Job generation will also be a priority agenda for the senators. Sotto said they will push for measures to help revive or strengthen industries that can provide employment for Filipinos left jobless by the pandemic.
In a press conference after the session, Sotto said senators are expected to pass bills on trade liberalization as well as easing restrictions on foreign investments, as these are designed to produce jobs for Filipinos.
The Senate may also pass its still-pending version of the proposed Bayanihan 3 bill to fund subsidies for Filipinos and the government’s COVID-19 vaccination drive.
Welfare of OFWs
Sotto said senators would also prioritize the protection of OFWs, especially those who lost work abroad due to the pandemic.
He said the senators are aiming to pass “as soon as possible” the bill creating the proposed Department of Migrant Workers and Overseas Filipinos. The House already approved its version in March 2020.
Disaster preparedness, environment protection
Sotto said there is a need for the Senate to tackle measures aimed to better equip the Philippines for natural and man-made calamities.
Just like the proposed agency for OFWs’ welfare, the Senate will keep the proposed bill creating the Department of Disaster Resilience as a priority in their last year in office. The House has also approved its version of this measure.
The public can also expect the Senate to conduct several probes digging into corruption anomalies hounding the Duterte government.
Sotto, however, has not yet identified which specific issues they want to investigate when reporters asked during his press conference.
“We will continuously seek to expose corruption in public service and direct the searchlight of one of our committees towards the dark corners of our bureaucracy where corruption and injustice thrive unnoticed,” Sotto said.
Pacquiao has already filed a resolution on July 15 formally calling for a probe into alleged missing P10.4-billion pandemic aid at the Department of Social Welfare and Development.
The Senate blue ribbon committee, the panel tasked to look into corruption issues in government, has yet to schedule a hearing on Pacquiao resolution.
Appeal to Filipinos, senators
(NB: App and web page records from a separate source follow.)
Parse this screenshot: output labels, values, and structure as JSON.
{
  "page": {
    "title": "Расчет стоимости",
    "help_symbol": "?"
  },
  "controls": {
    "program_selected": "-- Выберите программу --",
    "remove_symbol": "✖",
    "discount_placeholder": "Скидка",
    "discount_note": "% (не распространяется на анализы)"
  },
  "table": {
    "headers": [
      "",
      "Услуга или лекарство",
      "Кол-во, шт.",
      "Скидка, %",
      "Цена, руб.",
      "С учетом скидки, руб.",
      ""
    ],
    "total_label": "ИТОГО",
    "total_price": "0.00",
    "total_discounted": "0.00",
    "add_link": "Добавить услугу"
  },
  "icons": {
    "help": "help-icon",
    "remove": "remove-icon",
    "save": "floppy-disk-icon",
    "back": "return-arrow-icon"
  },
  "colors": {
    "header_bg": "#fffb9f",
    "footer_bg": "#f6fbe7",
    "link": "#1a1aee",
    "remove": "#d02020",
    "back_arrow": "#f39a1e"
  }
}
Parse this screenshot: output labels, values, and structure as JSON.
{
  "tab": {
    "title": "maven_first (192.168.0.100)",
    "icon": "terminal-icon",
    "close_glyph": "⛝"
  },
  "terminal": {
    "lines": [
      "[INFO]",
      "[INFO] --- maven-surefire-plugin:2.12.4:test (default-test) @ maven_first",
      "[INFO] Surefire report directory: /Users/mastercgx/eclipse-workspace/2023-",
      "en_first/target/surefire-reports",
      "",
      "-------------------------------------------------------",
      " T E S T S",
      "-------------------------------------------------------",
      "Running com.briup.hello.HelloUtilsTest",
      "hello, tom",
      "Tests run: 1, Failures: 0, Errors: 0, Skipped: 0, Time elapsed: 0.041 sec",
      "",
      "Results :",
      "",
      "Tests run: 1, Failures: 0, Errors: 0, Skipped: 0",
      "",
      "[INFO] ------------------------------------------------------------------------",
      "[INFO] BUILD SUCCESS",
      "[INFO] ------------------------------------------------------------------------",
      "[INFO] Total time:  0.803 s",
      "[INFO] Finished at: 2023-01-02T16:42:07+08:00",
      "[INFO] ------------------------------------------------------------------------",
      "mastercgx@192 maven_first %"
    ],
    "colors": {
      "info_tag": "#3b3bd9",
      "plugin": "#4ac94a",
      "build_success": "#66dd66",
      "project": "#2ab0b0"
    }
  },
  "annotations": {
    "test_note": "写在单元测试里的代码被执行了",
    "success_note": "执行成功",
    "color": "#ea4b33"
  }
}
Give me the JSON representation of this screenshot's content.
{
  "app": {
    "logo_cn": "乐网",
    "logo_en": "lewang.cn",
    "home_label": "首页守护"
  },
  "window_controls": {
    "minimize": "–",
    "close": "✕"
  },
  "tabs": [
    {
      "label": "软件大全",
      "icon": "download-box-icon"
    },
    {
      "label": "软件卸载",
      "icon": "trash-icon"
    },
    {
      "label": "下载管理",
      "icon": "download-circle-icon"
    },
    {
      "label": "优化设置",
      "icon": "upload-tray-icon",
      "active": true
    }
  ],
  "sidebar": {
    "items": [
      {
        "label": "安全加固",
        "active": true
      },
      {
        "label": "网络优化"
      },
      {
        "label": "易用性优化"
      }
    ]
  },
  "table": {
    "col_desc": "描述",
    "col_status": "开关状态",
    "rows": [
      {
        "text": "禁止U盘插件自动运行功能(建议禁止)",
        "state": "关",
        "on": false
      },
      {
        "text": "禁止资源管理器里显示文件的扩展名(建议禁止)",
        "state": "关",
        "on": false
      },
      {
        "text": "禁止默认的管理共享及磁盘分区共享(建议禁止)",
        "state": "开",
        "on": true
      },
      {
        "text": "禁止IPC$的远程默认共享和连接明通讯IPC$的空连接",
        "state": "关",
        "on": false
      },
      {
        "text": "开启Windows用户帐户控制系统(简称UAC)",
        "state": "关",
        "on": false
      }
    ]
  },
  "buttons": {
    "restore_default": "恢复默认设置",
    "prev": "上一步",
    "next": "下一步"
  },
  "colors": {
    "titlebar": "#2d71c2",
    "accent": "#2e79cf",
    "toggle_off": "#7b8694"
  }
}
At the end of his speech, Sotto asked his colleagues to work together so they could pass their priority bills on time. He also appealed to Filipinos to cooperate with their legislators.
“The times have become a test of our mettle not only as individual people, but also as a nation, and more importantly as a nation, among many others in the world. For we cannot fight this fight individually, nor think of ourselves at the expense of others,” said the Senate President.
“This is the time to find strength in numbers and to be kind and generous despite our own wants. Whatever the outcome of tomorrow, [it] is our shared destiny,” he added.
The Senate’s reopening just lasted for 37 minutes, as senators had to prepare for Duterte’s SONA in the afternoon.
Only eight senators will be going to the Batasang Pambansa in Quezon City to listen to Duterte’s speech live, while the rest will watch the SONA remotely. – Rappler.com